What are the stages of coffee – from bean to cup – that impact its taste?
Every single step can have a dramatic effect on the taste of the coffee. At planting, the choice of land, terroir, the choice of coffee varietal can have a huge impact on taste. Many people have heard of Arabica and Robusta beans, but not a lot of people are aware than within Arabica, which represents nearly 75% of the total production of coffee in the world, there are many different coffee varietals. These can include Jamaica Blue Mountain, Kona, Bourbon, Pacamara, Geisha, etc. Then, where you plant the seed makes a huge difference. For example, the Geisha bean seems to grow really well in Panama, so probably the best Geisha in the world comes from an estate called Hacienda La Esmeralda in Panama.

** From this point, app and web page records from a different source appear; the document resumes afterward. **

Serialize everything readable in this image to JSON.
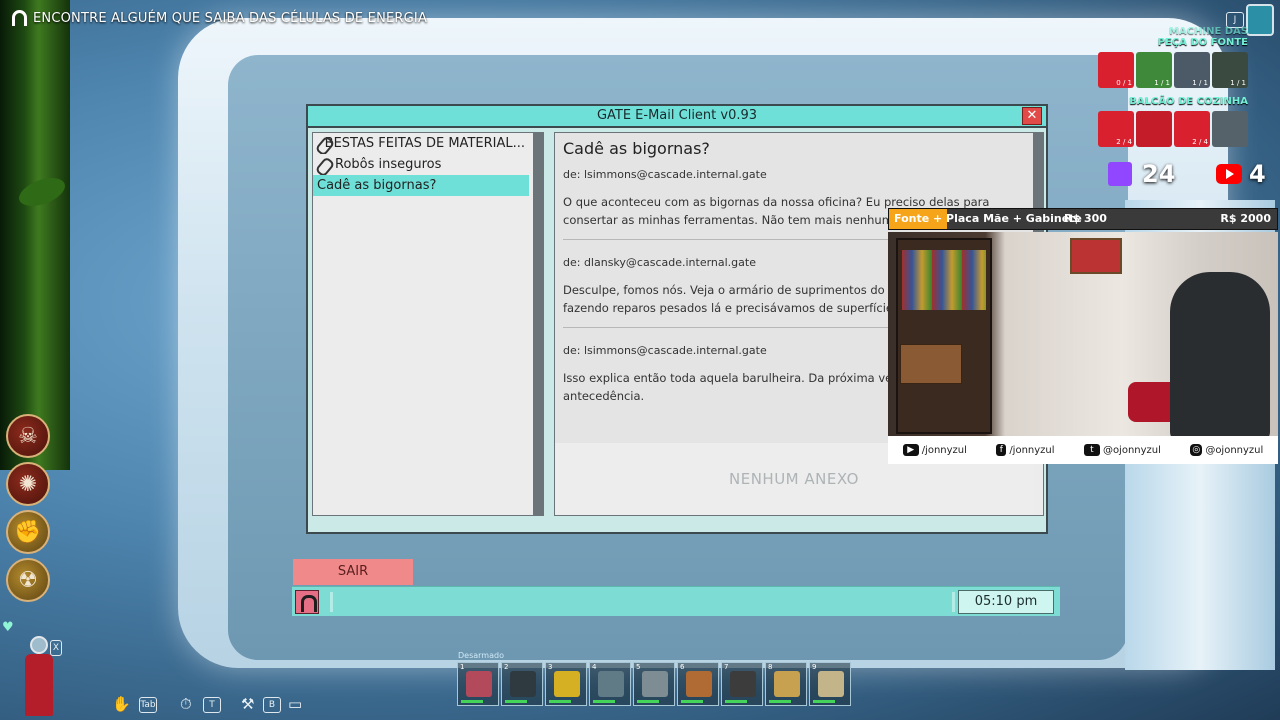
{
  "objective": {
    "text": "ENCONTRE ALGUÉM QUE SAIBA DAS CÉLULAS DE ENERGIA"
  },
  "mail_window": {
    "title": "GATE E-Mail Client v0.93",
    "close_symbol": "✕",
    "list": [
      {
        "label": "BESTAS FEITAS DE MATERIAL...",
        "has_attachment": true,
        "selected": false
      },
      {
        "label": "Robôs inseguros",
        "has_attachment": true,
        "selected": false
      },
      {
        "label": "Cadê as bigornas?",
        "has_attachment": false,
        "selected": true
      }
    ],
    "subject": "Cadê as bigornas?",
    "messages": [
      {
        "from": "de: lsimmons@cascade.internal.gate",
        "lines": [
          "O que aconteceu com as bigornas da nossa oficina? Eu preciso delas para",
          "consertar as minhas ferramentas. Não tem mais nenhuma"
        ]
      },
      {
        "from": "de: dlansky@cascade.internal.gate",
        "lines": [
          "Desculpe, fomos nós. Veja o armário de suprimentos do n",
          "fazendo reparos pesados lá e precisávamos de superfície"
        ]
      },
      {
        "from": "de: lsimmons@cascade.internal.gate",
        "lines": [
          "Isso explica então toda aquela barulheira. Da próxima ve",
          "antecedência."
        ]
      }
    ],
    "no_attachment": "NENHUM ANEXO"
  },
  "taskbar": {
    "exit_label": "SAIR",
    "clock": "05:10 pm"
  },
  "hud": {
    "keys": [
      "Tab",
      "T",
      "B"
    ],
    "close_key": "X",
    "j_key": "J",
    "hotbar_label": "Desarmado",
    "hotbar_slots": [
      {
        "num": "1",
        "color": "#b24a5c"
      },
      {
        "num": "2",
        "color": "#2f3a40"
      },
      {
        "num": "3",
        "color": "#d6b023"
      },
      {
        "num": "4",
        "color": "#607a86"
      },
      {
        "num": "5",
        "color": "#7e8d94"
      },
      {
        "num": "6",
        "color": "#b06a34"
      },
      {
        "num": "7",
        "color": "#3c3c3c"
      },
      {
        "num": "8",
        "color": "#c7a050"
      },
      {
        "num": "9",
        "color": "#c4b48a"
      }
    ]
  },
  "overlay": {
    "crafting_top_label": "MACHINE DAS",
    "crafting_title_1": "PEÇA DO FONTE",
    "crafting_title_2": "BALCÃO DE COZINHA",
    "row1_counts": [
      "0 / 1",
      "1 / 1",
      "1 / 1",
      "1 / 1"
    ],
    "row2_counts": [
      "2 / 4",
      "",
      "2 / 4",
      ""
    ],
    "twitch_count": "24",
    "youtube_count": "4",
    "goal_text": "Fonte + Placa Mãe + Gabinete",
    "goal_current": "R$ 300",
    "goal_target": "R$ 2000",
    "goal_progress": 0.15,
    "socials": [
      {
        "icon": "youtube-icon",
        "handle": "/jonnyzul"
      },
      {
        "icon": "facebook-icon",
        "handle": "/jonnyzul"
      },
      {
        "icon": "twitter-icon",
        "handle": "@ojonnyzul"
      },
      {
        "icon": "instagram-icon",
        "handle": "@ojonnyzul"
      }
    ]
  }
}
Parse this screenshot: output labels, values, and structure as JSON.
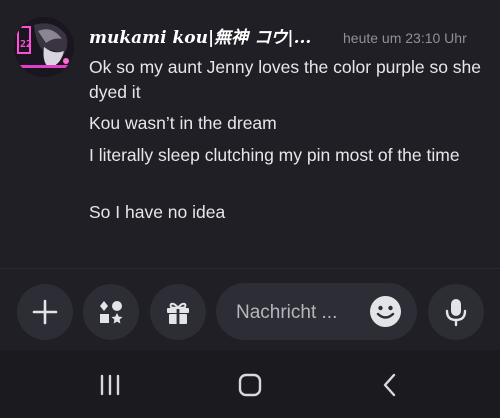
{
  "message": {
    "author": "mukami kou|無神 コウ|...",
    "timestamp": "heute um 23:10 Uhr",
    "lines": [
      "Ok so my aunt Jenny loves the color purple so she dyed it",
      "Kou wasn’t in the dream",
      "I literally sleep clutching my pin most of the time",
      "So I have no idea"
    ],
    "avatar_icon": "anime-character-avatar"
  },
  "composer": {
    "placeholder": "Nachricht ...",
    "buttons": [
      "plus-icon",
      "apps-icon",
      "gift-icon",
      "emoji-icon",
      "microphone-icon"
    ]
  },
  "system_nav": {
    "buttons": [
      "recent-apps-icon",
      "home-icon",
      "back-icon"
    ]
  },
  "colors": {
    "background": "#1f1f25",
    "button_bg": "#2c2d35",
    "text": "#e6e7ea",
    "muted": "#8e9099",
    "avatar_accent": "#e040c8"
  }
}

Then, you have the actual processing of the coffee bean. Not a lot of people realise this, but coffee is actually the bean of a coffee cherry, so whether you dry the bean with the fruit on top or whether you wash away the fruit and allow it to dry in its parchment will affect the taste in a big way. Next you have transportation, then the actual roasting - and this is really where we take a lot of pride. Many people claim that they are the best roasters but Johnny England, our head of roasting, is an acting head judge for the World Barista Championship and the World Brewer's Cup, so his ability to create a flavour profile for us and then to consistently achieve that profile is incredible. Finally, you have the actual brewing stage, which consist of choices of brewing methods (capsules, filter, espresso, etc), grinders, machines, and ways in which the coffee is packed to preserve freshness.
How do you take your coffee?
Neat. I used to add sugar when I started drinking coffee, and occasionally would add a bit of cream. I'm actually not against either of these practices. Some people do enjoy a more sweetened drink, and cream can be a great pairing with coffee. Ultimately, if you make a cappuccino using a burnt tasteless coffee, your cappuccino will taste rather poor. A beautiful Jamaica Blue Mountain, on the other hand, will result in a really indulgent drink.